The government, on the other hand, focused on the justification for tighter security measures in order to maintain public order to avoid “possible provocative actions before the elections,” as PM Davutoğlu said after the operation is over.

The government’s conclusion out of this terrorist act was that the controversial Domestic Security Law recently approved in the Parliament with the ruling Justice and Development Party (AK Parti) votes was justified.

Davutoğlu said on April 1, right after the funeral of the prosecutor in Istanbul, that “from now, no one will be able to take the streets without permission.” (By the way there is still no public autopsy report about Kiraz, if there was one, raising question marks whether there was some police shots involved as well as the militants.

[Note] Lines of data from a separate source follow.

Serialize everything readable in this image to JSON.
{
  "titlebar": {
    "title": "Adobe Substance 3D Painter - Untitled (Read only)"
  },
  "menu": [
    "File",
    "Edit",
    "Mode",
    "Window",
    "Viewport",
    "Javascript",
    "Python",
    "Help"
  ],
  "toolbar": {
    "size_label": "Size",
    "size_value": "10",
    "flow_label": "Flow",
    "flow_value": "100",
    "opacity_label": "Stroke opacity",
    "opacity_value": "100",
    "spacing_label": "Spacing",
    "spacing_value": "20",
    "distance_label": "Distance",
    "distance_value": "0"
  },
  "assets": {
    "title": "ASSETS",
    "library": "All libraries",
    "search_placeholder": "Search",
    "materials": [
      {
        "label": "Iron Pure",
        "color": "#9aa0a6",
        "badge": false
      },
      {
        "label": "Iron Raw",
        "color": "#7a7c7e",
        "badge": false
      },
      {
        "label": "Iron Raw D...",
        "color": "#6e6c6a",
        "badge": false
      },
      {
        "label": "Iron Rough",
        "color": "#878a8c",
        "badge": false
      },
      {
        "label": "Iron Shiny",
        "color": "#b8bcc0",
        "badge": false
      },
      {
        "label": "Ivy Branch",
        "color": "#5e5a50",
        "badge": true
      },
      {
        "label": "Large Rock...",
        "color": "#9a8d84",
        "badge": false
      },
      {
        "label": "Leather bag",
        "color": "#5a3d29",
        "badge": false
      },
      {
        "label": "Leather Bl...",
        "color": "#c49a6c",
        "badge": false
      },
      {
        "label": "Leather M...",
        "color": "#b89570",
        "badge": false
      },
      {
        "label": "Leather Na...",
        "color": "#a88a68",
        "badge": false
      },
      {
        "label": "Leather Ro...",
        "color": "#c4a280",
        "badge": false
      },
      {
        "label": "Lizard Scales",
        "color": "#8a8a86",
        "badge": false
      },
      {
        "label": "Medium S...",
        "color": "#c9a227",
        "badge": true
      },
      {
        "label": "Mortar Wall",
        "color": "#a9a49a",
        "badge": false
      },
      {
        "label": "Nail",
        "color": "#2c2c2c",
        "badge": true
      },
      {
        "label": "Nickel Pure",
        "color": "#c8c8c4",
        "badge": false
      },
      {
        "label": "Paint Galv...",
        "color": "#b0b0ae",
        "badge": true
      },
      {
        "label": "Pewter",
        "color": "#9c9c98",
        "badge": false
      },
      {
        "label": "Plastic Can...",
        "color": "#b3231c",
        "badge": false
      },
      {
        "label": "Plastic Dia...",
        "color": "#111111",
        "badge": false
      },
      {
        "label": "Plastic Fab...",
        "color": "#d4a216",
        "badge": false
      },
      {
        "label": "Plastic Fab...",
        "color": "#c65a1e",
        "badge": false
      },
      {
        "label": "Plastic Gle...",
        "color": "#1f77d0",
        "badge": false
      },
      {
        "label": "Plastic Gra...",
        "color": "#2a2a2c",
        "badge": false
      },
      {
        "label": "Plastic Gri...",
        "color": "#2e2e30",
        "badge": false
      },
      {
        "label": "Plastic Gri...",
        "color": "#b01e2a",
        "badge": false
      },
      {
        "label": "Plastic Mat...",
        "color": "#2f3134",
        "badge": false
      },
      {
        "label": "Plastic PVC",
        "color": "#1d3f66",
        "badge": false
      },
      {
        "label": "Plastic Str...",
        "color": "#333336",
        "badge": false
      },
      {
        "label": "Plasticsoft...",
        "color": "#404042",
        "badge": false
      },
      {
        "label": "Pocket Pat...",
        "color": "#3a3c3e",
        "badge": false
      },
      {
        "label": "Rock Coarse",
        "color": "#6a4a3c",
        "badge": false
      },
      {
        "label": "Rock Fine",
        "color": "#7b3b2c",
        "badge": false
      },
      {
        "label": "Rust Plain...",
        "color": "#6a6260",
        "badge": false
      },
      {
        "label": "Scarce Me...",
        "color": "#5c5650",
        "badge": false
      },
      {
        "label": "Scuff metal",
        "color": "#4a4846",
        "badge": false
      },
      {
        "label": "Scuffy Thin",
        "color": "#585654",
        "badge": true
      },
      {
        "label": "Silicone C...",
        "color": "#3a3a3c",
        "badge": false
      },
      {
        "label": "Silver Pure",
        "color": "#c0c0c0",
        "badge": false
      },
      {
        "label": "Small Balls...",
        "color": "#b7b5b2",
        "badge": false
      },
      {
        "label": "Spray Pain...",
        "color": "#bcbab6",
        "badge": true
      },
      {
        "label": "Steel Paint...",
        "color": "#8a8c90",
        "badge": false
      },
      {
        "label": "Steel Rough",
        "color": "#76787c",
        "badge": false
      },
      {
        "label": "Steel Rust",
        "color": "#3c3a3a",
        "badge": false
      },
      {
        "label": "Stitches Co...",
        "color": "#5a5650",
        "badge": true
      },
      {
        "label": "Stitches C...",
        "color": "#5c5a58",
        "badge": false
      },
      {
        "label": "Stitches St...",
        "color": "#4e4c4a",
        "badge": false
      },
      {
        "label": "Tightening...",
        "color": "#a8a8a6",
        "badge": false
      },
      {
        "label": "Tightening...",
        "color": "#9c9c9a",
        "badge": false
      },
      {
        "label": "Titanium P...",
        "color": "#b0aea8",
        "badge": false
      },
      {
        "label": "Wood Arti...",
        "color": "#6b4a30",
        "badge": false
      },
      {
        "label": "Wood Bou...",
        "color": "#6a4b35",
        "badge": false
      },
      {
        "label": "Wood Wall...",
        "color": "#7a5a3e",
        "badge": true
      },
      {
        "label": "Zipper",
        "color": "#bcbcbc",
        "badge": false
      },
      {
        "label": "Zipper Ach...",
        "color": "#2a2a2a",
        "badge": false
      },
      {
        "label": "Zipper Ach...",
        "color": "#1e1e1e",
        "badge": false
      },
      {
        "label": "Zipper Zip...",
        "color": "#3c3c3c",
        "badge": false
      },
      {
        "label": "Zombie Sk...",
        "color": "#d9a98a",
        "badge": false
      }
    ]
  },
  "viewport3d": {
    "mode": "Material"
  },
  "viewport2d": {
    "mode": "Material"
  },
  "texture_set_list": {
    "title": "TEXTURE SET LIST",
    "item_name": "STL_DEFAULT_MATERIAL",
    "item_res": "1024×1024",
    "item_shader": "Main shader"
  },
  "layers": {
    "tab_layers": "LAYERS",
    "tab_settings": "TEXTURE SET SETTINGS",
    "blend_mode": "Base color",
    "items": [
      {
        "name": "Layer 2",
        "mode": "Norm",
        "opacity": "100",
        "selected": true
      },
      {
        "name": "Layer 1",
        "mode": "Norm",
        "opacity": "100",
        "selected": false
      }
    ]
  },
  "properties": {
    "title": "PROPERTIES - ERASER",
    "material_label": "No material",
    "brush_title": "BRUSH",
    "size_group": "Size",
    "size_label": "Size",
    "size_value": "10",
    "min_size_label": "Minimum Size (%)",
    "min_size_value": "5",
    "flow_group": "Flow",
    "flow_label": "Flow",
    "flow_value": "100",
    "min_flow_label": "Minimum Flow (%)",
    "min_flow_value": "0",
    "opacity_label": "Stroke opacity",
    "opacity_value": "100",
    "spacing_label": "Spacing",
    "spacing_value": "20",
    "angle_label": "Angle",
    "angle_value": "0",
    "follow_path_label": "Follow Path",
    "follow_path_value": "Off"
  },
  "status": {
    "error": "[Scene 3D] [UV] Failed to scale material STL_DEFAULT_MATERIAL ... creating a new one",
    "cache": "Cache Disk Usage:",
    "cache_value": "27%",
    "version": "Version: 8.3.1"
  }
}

He had three bullet wounds in the head and two in the abdomen, according to the police.)

The reader could ask about the relation between a terrorist act in a building under high security and stricter measures on rallies, especially in times of an election. According to Davutoğlu, there is a relation, because in some rallies bad people cover their faces with clothes to avoid security inspection just like the terrorist pointing a pistol at the forehead of the prosecutor did with his DHKP-C flag.

Davutoğlu also said it was he who ordered the security forces to stop reporters from covering the prosecutor’s funeral because some of their newspapers printed close-up pictures of the prosecutor under threat. He might have a point there, but that should not be a pretext to restrict the press.

A great majority of Turkish people acknowledge the need to fight terrorism. But there should be a balance found between maintaining basic freedoms like freedom of peaceful association and the freedom of press and fighting terrorism.